It's time for another great Switch exclusive so let's get folded and jump into the paper craft world of Paper Mario: The Origami King.
Fans of the Paper Mario series expect something unique in every new title and The Origami King definitely doesn't fail to deliver. In this 6th game in the series, the world has been attacked by a dastardly dude who is intent on folding every last thing he can get his hands on which includes the world's inhabitants, too. It's up to Mario and Olivia (the sister of the evil King Olly) to save the day and unfold everyone while untying the ribbons that King Olly has tightened around Princess Peach's Castle.
The world of Paper Mario: The Origami King is fun to explore and has plenty of variety in its scenery. It primarily consists of a never-ending collection of puzzles with many requiring some good noodle-scratching and use of practiced skill to complete. You'll travel around the grounds of Princess Peach's Castle, through woods filled with trees that sing jazz, underground while spelunking in mysterious caves, and even spend a day at a theme park. All the while, you're looking for collectibles as you try to make your way to the next ribbon.
The best collectibles to unlock are Toads that are often disguised like a flower or beetle but can also be found stuck in the ground which requires a strong pull or inside a hole in the wall which necessitates a few hits with your hammer. On top of being collectibles, Toads also play a role in battles. The more Toads you save and the more money you give them, the more they'll help you out. Aside from Toads, there are holes in the scenery to fill in with confetti and plenty of treasure chests to uncover that contain little figurines.
Confetti plays a key role in Paper Mario: The Origami King as it's used to repair areas of the world such as building a bridge that's missing or uncovering a doorway to a cafe. Confetti is obtained through battles or by hitting as many things in the scenery as possible while hoping for a big pay-off of floating paper pieces. It's fun to throw confetti in the air and it acts like a neat gameplay gimmick, too.
Paper Mario: The Origami King has a strong variety of gameplay and environments and as I played, I could never get enough of it all. It's not just walking around and fighting enemies then solving the odd puzzle. You also have to ride down rapids while collecting coins and avoiding hazards, complete a ninja house while spotting clues to find hidden Toad ninjas, and dodge an elaborate set of traps in an underground cavern filled with lava. It never gets boring and is constantly challenging which makes for one rewarding campaign.
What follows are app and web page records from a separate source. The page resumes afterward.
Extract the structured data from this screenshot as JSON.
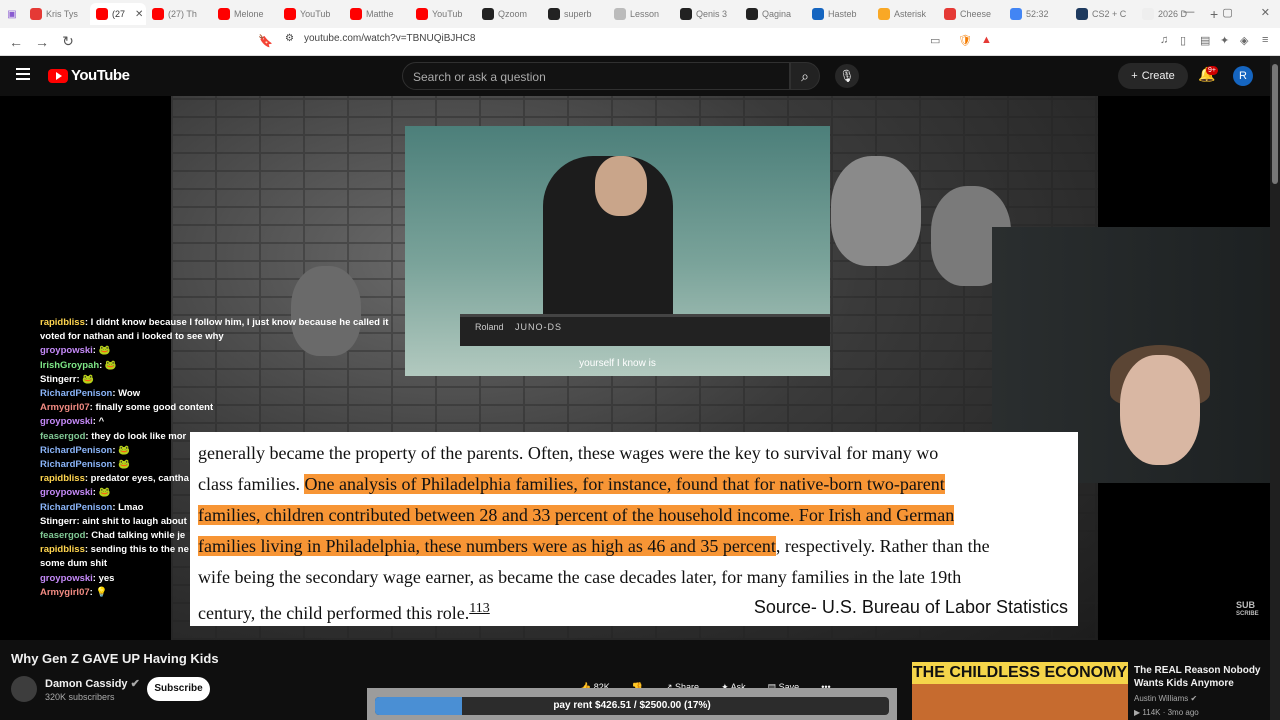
{
  "browser": {
    "tabs": [
      {
        "label": "Kris Tys",
        "color": "#e53935"
      },
      {
        "label": "(27",
        "color": "#ff0000",
        "active": true
      },
      {
        "label": "(27) Th",
        "color": "#ff0000"
      },
      {
        "label": "Melone",
        "color": "#ff0000"
      },
      {
        "label": "YouTub",
        "color": "#ff0000"
      },
      {
        "label": "Matthe",
        "color": "#ff0000"
      },
      {
        "label": "YouTub",
        "color": "#ff0000"
      },
      {
        "label": "Qzoom",
        "color": "#222222"
      },
      {
        "label": "superb",
        "color": "#222222"
      },
      {
        "label": "Lesson",
        "color": "#bbbbbb"
      },
      {
        "label": "Qenis 3",
        "color": "#222222"
      },
      {
        "label": "Qagina",
        "color": "#222222"
      },
      {
        "label": "Hasteb",
        "color": "#1565c0"
      },
      {
        "label": "Asterisk",
        "color": "#f9a825"
      },
      {
        "label": "Cheese",
        "color": "#e53935"
      },
      {
        "label": "52:32",
        "color": "#4285f4"
      },
      {
        "label": "CS2 + C",
        "color": "#1e3a5f"
      },
      {
        "label": "2026 D",
        "color": "#eeeeee"
      }
    ],
    "url": "youtube.com/watch?v=TBNUQiBJHC8"
  },
  "header": {
    "logo_text": "YouTube",
    "search_placeholder": "Search or ask a question",
    "create_label": "Create",
    "notif_badge": "9+",
    "avatar_letter": "R"
  },
  "video": {
    "inset_caption": "yourself I know is",
    "keyboard_brand": "Roland",
    "keyboard_model": "JUNO-DS",
    "text_lines": [
      {
        "plain": "generally became the property of the parents. Often, these wages were the key to survival for many wo",
        "hl": "",
        "after": ""
      },
      {
        "plain": "class families. ",
        "hl": "One analysis of Philadelphia families, for instance, found that for native-born two-parent",
        "after": ""
      },
      {
        "plain": "",
        "hl": "families, children contributed between 28 and 33 percent of the household income. For Irish and German",
        "after": ""
      },
      {
        "plain": "",
        "hl": "families living in Philadelphia, these numbers were as high as 46 and 35 percent",
        "after": ", respectively. Rather than the"
      },
      {
        "plain": "wife being the secondary wage earner, as became the case decades later, for many families in the late 19th",
        "hl": "",
        "after": ""
      },
      {
        "plain": "century, the child performed this role.",
        "hl": "",
        "after": ""
      }
    ],
    "footnote": "113",
    "source": "Source- U.S. Bureau of Labor Statistics",
    "sub_watermark_1": "SUB",
    "sub_watermark_2": "SCRIBE"
  },
  "chat": [
    {
      "user": "rapidbliss",
      "color": "#ffd54f",
      "text": ": I didnt know because I follow him, I just know because he called it"
    },
    {
      "user": "",
      "color": "#ffffff",
      "text": "voted for nathan and i looked to see why"
    },
    {
      "user": "groypowski",
      "color": "#c58af9",
      "text": ": 🐸"
    },
    {
      "user": "IrishGroypah",
      "color": "#7ee787",
      "text": ": 🐸"
    },
    {
      "user": "Stingerr",
      "color": "#ffffff",
      "text": ": 🐸"
    },
    {
      "user": "RichardPenison",
      "color": "#8ab4f8",
      "text": ": Wow"
    },
    {
      "user": "Armygirl07",
      "color": "#f28b82",
      "text": ": finally some good content"
    },
    {
      "user": "groypowski",
      "color": "#c58af9",
      "text": ": ^"
    },
    {
      "user": "feasergod",
      "color": "#81c995",
      "text": ": they do look like mor"
    },
    {
      "user": "RichardPenison",
      "color": "#8ab4f8",
      "text": ": 🐸"
    },
    {
      "user": "RichardPenison",
      "color": "#8ab4f8",
      "text": ": 🐸"
    },
    {
      "user": "rapidbliss",
      "color": "#ffd54f",
      "text": ": predator eyes, cantha"
    },
    {
      "user": "groypowski",
      "color": "#c58af9",
      "text": ": 🐸"
    },
    {
      "user": "RichardPenison",
      "color": "#8ab4f8",
      "text": ": Lmao"
    },
    {
      "user": "Stingerr",
      "color": "#ffffff",
      "text": ": aint shit to laugh about"
    },
    {
      "user": "feasergod",
      "color": "#81c995",
      "text": ": Chad talking while je"
    },
    {
      "user": "rapidbliss",
      "color": "#ffd54f",
      "text": ": sending this to the ne"
    },
    {
      "user": "",
      "color": "#ffffff",
      "text": "some dum shit"
    },
    {
      "user": "groypowski",
      "color": "#c58af9",
      "text": ": yes"
    },
    {
      "user": "Armygirl07",
      "color": "#f28b82",
      "text": ": 💡"
    }
  ],
  "below": {
    "title": "Why Gen Z GAVE UP Having Kids",
    "channel": "Damon Cassidy",
    "subscribers": "320K subscribers",
    "subscribe": "Subscribe",
    "likes": "82K",
    "share": "Share",
    "ask": "Ask",
    "save": "Save",
    "donation_text": "pay rent $426.51 / $2500.00 (17%)",
    "donation_fraction": 0.17
  },
  "recommended": {
    "thumb_text": "THE CHILDLESS ECONOMY",
    "title": "The REAL Reason Nobody Wants Kids Anymore",
    "channel": "Austin Williams",
    "views": "114K",
    "age": "3mo ago"
  }
}
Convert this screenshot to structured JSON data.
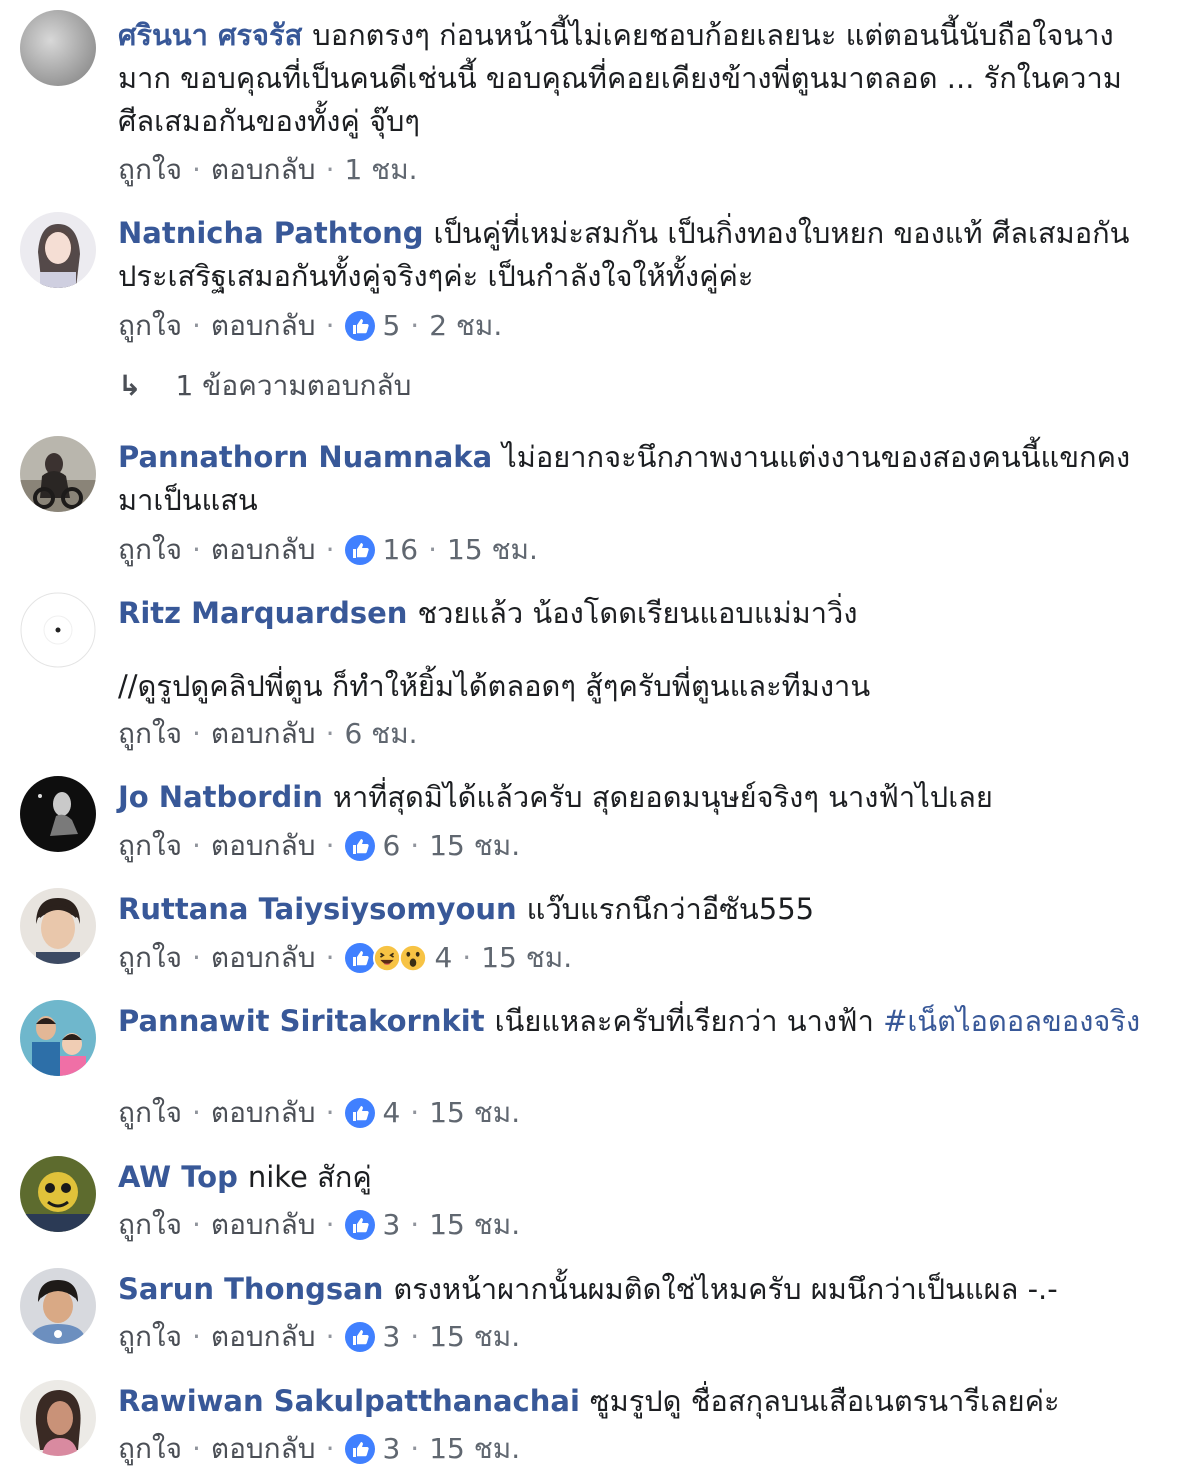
{
  "actions": {
    "like": "ถูกใจ",
    "reply": "ตอบกลับ",
    "separator": "·"
  },
  "colors": {
    "name": "#385898",
    "like_blue": "#4080ff",
    "meta": "#606770"
  },
  "comments": [
    {
      "name": "ศรินนา ศรจรัส",
      "text": "บอกตรงๆ ก่อนหน้านี้ไม่เคยชอบก้อยเลยนะ แต่ตอนนี้นับถือใจนางมาก ขอบคุณที่เป็นคนดีเช่นนี้ ขอบคุณที่คอยเคียงข้างพี่ตูนมาตลอด ... รักในความศีลเสมอกันของทั้งคู่ จุ๊บๆ",
      "reactions": "",
      "time": "1 ชม."
    },
    {
      "name": "Natnicha Pathtong",
      "text": "เป็นคู่ที่เหม่ะสมกัน เป็นกิ่งทองใบหยก ของแท้ ศีลเสมอกัน ประเสริฐเสมอกันทั้งคู่จริงๆค่ะ เป็นกำลังใจให้ทั้งคู่ค่ะ",
      "reactions": "5",
      "time": "2 ชม.",
      "replies_label": "1 ข้อความตอบกลับ"
    },
    {
      "name": "Pannathorn Nuamnaka",
      "text": "ไม่อยากจะนึกภาพงานแต่งงานของสองคนนี้แขกคงมาเป็นแสน",
      "reactions": "16",
      "time": "15 ชม."
    },
    {
      "name": "Ritz Marquardsen",
      "text": "ชวยแล้ว น้องโดดเรียนแอบแม่มาวิ่ง",
      "text2": "//ดูรูปดูคลิปพี่ตูน ก็ทำให้ยิ้มได้ตลอดๆ สู้ๆครับพี่ตูนและทีมงาน",
      "reactions": "",
      "time": "6 ชม."
    },
    {
      "name": "Jo Natbordin",
      "text": "หาที่สุดมิได้แล้วครับ สุดยอดมนุษย์จริงๆ นางฟ้าไปเลย",
      "reactions": "6",
      "time": "15 ชม."
    },
    {
      "name": "Ruttana Taiysiysomyoun",
      "text": "แว๊บแรกนึกว่าอีซัน555",
      "reactions": "4",
      "time": "15 ชม."
    },
    {
      "name": "Pannawit Siritakornkit",
      "text": "เนียแหละครับที่เรียกว่า นางฟ้า",
      "hashtag": "#เน็ตไอดอลของจริง",
      "reactions": "4",
      "time": "15 ชม."
    },
    {
      "name": "AW Top",
      "text": "nike สักคู่",
      "reactions": "3",
      "time": "15 ชม."
    },
    {
      "name": "Sarun Thongsan",
      "text": "ตรงหน้าผากนั้นผมติดใช่ไหมครับ ผมนึกว่าเป็นแผล -.-",
      "reactions": "3",
      "time": "15 ชม."
    },
    {
      "name": "Rawiwan Sakulpatthanachai",
      "text": "ซูมรูปดู ชื่อสกุลบนเสือเนตรนารีเลยค่ะ",
      "reactions": "3",
      "time": "15 ชม."
    }
  ]
}
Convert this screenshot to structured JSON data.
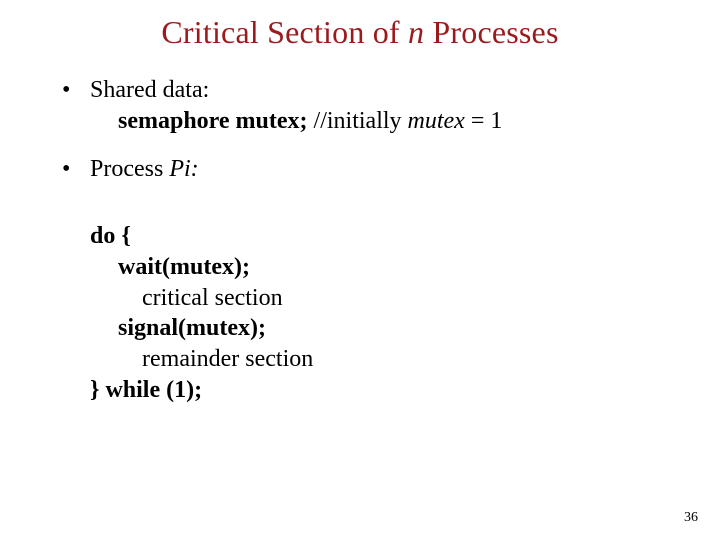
{
  "title": {
    "prefix": "Critical Section of ",
    "n": "n",
    "suffix": " Processes"
  },
  "bullet_marker": "•",
  "bullets": {
    "b1": "Shared data:",
    "b1_line2_a": "semaphore mutex;",
    "b1_line2_b": " //initially ",
    "b1_line2_c": "mutex",
    "b1_line2_d": " = 1",
    "b2_a": "Process ",
    "b2_b": "Pi:"
  },
  "code": {
    "l1": "do {",
    "l2": "wait(mutex);",
    "l3": "critical section",
    "l4": "signal(mutex);",
    "l5": "remainder section",
    "l6": "} while (1);"
  },
  "page_number": "36"
}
When you're not exploring the world, you'll be fighting battles and this is an area where The Origami King does some things really well and leaves other elements lacking. Unfortunately, there's no experience points system which may dissuade you from fighting every enemy that you come across. The only reward for fighting standard enemies is some confetti (which you can get through other means) and coins which are used for a lot of things such as healing items, accessories, and battle items. However, it was a very rare occasion when I lacked cash so I found myself running from enemies quite often. On the other hand, boss battles are an absolute blast. These fights require paying close attention to what the enemy is doing and working out an efficient path to reach them while picking up helpful items or coins along the way. Some of them are downright entertaining, too, such as the pencil case boss found early in the campaign.
The battle system is as far away from traditional RPG combat that you can get. You're placed in the middle of 4 rings that can be rotated and are sectioned into panels that can be pushed backwards and forwards. Enemies are scattered within the rings and you have a certain amount of moves and time to position them in a way that you can do maximum damage with your available equipment. These aren't always easy to figure out and when you don't get it on the first shot, you'll end up spending extra time taking out enemies in groups of 1 or 2 instead of 4 per turn which can make a battle go on rather long. Considering you're simply working with variations of jumps and hammers, I would have liked to see more variety in this system. It feels like the developers are testing the waters to see if people like it before investing in a more complex battle system that could adopt more variety in solving puzzles and attacking enemies.
Last but not least, I have to discuss the humour. The dialogue in Paper Mario: The Origami King is a blast to read and you'll often find yourself chuckling. It's very self-aware in its writing and succeeds in making the overall gaming experience highly entertaining. Most of the humour is found in the absurdity of the moment such as through watching Shy Guys and other baddies having a tin can themed party or walking through a newly opened secret cave only to find speaker systems and spotlights wired up as if it was an established museum. It takes a lot to make me laugh while playing a game yet Paper Mario: The Origami King does it with ease.
Paper Mario: The Origami King is a hilarious game with a ton of variety in its world and a clever new puzzle-based battle system. There's so much fun to be had that if you don't already own a Switch, this will act as a fantastic reason to go out and get one.
- + Colourful graphics, awesome music, and a top-notch goofy sense of humour
- + Tons of unique gameplay scenarios
- + Plenty of nifty and useful collectibles
- - No experience points makes battles sometimes feel pointless and tedious
- - Puzzles and weapons could use more variety